Araweelo News Network.

Jan Egeland, criticized the aid agencies for the situation being monitored, according to a statement

Oslo (ANN)-Three months after the war in Ethiopia’s Tigray region, an unpredictable humanitarian catastrophe is turning into a state of war and isolation.

Aid agencies and human rights groups are sounding the alarm, worrying about the lives of millions of unaccounted for people living in Tigray. because they argue that since the invasion of the region there has been a lack of basic services and a lack of telecommunications, internet, travel and access to relief supplies.

Jan Egeland, secretary general of the Norwegian Refugee Council (NRC) and a Norwegian diplomat, political scientist, humanitarian leader and former Labor Party, dismissed the situation in the region and said it was a blatant lie to say that aid was growing in Tigray. Ethiopia.The statement read as follows.

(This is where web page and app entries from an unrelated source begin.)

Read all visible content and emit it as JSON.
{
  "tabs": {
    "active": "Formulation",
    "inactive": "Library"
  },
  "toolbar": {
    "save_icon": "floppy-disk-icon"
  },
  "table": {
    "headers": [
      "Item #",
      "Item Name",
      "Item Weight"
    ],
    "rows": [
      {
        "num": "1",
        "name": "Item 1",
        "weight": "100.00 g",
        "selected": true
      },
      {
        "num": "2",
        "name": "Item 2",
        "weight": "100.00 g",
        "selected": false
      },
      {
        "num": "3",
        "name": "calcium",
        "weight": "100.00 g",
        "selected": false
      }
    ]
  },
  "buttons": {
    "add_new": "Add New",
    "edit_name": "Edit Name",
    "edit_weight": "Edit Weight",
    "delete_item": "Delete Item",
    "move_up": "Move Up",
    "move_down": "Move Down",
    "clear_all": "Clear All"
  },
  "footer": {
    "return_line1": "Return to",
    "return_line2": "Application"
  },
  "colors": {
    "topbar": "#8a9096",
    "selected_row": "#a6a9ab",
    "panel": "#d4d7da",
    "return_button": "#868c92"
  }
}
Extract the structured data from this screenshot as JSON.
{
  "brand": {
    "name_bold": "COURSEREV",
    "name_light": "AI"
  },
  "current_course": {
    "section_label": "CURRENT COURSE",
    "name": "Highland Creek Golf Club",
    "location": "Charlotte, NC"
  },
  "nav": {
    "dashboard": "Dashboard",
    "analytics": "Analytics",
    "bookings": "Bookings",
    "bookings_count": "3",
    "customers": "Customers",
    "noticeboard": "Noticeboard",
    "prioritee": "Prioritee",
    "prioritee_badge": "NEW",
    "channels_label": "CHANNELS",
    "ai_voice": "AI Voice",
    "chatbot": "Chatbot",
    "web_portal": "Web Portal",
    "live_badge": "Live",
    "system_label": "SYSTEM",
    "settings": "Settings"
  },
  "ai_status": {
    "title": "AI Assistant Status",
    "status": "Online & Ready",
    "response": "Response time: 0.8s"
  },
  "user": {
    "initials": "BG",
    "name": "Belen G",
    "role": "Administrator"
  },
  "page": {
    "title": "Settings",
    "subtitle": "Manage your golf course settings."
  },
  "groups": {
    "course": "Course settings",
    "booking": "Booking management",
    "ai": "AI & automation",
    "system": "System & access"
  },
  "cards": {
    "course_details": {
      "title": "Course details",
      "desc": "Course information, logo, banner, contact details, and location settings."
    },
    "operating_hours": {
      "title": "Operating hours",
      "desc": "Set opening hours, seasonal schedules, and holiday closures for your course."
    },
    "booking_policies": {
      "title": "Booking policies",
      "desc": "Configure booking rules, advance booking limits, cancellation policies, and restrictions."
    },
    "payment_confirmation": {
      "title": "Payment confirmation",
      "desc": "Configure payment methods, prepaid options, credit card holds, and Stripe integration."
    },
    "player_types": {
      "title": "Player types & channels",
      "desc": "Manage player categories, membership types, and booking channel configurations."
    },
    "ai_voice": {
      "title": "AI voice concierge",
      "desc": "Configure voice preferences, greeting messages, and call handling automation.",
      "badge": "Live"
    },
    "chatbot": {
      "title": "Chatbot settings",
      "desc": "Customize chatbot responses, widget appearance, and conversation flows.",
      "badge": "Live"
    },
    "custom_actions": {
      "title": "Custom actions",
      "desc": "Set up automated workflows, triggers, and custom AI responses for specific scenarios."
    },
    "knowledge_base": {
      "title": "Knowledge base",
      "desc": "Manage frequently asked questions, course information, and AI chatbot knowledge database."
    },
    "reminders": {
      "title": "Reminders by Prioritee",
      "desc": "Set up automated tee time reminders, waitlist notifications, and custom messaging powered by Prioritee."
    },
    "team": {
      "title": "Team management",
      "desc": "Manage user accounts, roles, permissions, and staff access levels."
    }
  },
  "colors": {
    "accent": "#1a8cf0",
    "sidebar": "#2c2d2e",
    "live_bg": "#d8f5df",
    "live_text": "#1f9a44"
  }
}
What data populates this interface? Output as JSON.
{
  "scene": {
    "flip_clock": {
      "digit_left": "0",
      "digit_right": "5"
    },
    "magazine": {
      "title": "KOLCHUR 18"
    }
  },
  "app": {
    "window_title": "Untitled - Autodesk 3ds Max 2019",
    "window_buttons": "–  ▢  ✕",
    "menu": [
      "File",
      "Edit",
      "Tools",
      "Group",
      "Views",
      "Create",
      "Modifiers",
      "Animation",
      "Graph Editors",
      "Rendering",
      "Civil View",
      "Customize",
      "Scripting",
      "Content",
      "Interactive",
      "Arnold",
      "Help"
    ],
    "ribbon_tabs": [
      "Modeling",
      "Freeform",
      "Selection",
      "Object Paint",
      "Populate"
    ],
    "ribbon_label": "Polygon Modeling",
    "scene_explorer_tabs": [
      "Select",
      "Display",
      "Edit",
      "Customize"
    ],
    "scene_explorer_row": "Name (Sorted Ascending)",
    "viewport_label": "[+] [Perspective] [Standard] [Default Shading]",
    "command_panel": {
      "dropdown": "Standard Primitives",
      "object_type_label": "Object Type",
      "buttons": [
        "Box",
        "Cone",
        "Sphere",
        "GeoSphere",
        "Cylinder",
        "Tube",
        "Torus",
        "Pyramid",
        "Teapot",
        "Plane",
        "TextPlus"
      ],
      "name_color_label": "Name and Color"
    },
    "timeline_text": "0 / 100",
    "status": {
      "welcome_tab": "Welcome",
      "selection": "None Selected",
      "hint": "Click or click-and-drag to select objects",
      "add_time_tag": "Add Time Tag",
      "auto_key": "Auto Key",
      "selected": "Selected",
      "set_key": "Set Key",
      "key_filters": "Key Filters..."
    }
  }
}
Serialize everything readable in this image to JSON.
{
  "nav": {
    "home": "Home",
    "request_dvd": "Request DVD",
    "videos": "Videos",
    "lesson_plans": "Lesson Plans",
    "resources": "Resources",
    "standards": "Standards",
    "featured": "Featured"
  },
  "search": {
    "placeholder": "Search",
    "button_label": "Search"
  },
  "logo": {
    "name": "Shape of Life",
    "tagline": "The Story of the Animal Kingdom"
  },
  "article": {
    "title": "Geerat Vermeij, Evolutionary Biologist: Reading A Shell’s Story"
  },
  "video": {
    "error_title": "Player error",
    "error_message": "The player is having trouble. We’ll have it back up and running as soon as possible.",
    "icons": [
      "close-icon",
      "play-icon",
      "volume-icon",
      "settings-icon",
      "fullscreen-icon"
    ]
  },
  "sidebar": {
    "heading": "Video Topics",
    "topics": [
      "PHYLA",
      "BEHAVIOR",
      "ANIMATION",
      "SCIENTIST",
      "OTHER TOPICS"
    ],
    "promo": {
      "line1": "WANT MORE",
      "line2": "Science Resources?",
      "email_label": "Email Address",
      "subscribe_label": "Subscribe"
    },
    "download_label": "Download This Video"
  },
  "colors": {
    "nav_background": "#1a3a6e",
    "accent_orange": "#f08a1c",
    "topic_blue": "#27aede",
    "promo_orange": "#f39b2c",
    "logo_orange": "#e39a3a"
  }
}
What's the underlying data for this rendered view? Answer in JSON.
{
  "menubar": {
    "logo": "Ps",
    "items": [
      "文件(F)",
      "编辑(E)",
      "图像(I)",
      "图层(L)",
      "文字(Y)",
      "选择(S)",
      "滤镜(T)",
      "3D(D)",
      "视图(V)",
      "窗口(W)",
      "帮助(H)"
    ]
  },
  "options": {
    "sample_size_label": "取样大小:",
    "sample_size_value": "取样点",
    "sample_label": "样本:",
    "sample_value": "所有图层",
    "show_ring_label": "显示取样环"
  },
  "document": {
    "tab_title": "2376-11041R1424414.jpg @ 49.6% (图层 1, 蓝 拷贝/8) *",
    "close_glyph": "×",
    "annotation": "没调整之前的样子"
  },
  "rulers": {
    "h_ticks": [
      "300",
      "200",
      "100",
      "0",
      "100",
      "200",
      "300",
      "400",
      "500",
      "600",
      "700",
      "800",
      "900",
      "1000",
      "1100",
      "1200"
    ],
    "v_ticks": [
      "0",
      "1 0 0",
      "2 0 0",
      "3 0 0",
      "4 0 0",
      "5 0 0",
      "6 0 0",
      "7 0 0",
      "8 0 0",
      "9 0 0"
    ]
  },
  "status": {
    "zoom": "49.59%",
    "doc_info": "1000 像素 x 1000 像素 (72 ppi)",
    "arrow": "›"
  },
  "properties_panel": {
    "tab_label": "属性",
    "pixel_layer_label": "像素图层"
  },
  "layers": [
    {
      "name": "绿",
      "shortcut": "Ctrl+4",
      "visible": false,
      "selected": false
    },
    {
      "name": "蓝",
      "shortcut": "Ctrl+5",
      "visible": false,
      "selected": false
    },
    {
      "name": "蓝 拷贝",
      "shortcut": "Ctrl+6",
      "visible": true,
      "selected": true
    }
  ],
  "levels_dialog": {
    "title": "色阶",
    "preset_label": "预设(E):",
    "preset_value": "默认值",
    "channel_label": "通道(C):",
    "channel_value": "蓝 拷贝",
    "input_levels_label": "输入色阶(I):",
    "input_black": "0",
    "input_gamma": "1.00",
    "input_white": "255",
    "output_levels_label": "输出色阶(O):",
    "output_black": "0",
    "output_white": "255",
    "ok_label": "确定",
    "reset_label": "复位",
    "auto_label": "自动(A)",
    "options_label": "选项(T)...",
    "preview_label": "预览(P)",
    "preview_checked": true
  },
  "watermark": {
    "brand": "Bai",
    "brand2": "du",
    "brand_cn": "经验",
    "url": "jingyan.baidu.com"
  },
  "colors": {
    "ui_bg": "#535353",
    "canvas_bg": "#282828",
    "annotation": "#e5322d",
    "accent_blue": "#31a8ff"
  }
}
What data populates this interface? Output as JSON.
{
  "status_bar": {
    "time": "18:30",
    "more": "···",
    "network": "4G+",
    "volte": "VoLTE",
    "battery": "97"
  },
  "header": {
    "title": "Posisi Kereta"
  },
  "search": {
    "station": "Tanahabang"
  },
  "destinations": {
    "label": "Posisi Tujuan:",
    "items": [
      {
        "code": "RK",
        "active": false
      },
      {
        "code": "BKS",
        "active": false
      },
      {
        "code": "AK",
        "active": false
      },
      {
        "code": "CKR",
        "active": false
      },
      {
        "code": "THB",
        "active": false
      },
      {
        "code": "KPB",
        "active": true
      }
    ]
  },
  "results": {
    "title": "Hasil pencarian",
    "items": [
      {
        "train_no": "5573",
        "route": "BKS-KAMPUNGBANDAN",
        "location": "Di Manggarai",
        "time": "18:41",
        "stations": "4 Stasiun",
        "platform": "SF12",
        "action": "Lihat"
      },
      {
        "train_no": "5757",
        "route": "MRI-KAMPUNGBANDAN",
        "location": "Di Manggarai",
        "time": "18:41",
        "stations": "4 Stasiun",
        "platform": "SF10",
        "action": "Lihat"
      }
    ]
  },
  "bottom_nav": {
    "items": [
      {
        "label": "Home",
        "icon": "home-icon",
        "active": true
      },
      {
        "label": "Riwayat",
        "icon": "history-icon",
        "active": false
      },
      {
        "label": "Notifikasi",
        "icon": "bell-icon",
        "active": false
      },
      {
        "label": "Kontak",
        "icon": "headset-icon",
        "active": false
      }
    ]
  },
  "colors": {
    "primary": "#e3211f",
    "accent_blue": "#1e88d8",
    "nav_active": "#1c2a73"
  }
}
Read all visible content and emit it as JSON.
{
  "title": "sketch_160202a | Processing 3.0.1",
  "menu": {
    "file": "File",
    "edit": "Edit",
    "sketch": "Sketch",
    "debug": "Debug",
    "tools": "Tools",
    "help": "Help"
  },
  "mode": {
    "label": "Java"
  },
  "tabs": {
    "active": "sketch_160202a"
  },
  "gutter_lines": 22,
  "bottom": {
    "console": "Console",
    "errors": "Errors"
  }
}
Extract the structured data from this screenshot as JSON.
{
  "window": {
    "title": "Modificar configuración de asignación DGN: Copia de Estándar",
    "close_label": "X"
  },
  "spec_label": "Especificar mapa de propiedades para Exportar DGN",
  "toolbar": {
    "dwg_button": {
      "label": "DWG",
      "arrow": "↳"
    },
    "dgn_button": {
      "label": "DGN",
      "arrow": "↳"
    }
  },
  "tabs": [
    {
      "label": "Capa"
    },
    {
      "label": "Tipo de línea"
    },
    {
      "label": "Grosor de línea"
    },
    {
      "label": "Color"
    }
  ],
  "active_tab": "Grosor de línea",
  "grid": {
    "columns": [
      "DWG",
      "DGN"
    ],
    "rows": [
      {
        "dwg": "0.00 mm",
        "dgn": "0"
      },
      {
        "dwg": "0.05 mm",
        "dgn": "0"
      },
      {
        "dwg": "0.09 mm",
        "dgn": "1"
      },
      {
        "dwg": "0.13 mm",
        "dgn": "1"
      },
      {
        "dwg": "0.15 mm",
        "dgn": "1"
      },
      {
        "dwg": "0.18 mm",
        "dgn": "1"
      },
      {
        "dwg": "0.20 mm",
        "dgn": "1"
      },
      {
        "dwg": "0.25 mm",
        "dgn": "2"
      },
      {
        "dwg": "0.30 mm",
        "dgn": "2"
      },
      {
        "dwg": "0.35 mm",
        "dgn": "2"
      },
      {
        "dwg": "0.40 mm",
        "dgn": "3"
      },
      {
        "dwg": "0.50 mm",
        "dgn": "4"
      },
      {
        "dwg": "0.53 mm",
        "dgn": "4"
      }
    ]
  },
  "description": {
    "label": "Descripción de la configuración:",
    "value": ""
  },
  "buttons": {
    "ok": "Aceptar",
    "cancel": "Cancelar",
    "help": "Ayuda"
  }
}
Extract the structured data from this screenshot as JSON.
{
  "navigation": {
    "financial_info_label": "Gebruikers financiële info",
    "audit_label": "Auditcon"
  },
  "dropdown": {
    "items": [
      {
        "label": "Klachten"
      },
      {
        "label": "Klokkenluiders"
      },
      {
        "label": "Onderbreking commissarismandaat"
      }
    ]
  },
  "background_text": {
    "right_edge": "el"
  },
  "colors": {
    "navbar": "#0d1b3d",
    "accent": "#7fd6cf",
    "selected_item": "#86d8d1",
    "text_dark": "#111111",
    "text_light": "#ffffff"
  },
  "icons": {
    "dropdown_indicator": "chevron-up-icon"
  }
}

Jan Egeland, criticized the aid agencies for the situation being monitored, according to a statement from the Norwegian Refugee Council.


“Reacting to the persistent humanitarian access challenges into Tigray, Secretary General of the Norwegian Refugee Council (NRC) Jan Egeland, said:

The statement read as follows

“In all my years as an aid worker, I have rarely seen a humanitarian response so impeded and unable to deliver in response for so long, to so many with such pressing needs. As an international community, we are clearly failing to deliver against the humanitarian imperative we are facing.

Twelve weeks since the fighting began, the basic elements of a response on the scale needed are still not in place. It is false to say that aid is increasingly getting through. Aid has only gone to the places with little conflict and more limited needs and is not keeping pace with the humanitarian crisis as it inevitably grows over time. Millions of women, children and men, including refugees, are in a truly desperate situation, suffering alone without aid or protection.

We know this can change overnight. The government has in the past consistently proven that it can effectively coordinate the delivery of aid at the scale needed in many other parts of Ethiopia and we believe it can do so again. I strongly urge all authorities to do whatever it takes to enable unrestricted and unconditional access to those most in need, regardless of their locations.

The entire aid sector, NRC included, must also recognise our failure to define the scale of the crisis, to respond early, to coordinate and to speak out – all of which has crippled the collective response.

We must all act now and play our part to ensure aid reaches the millions of people suffering in Tigray.”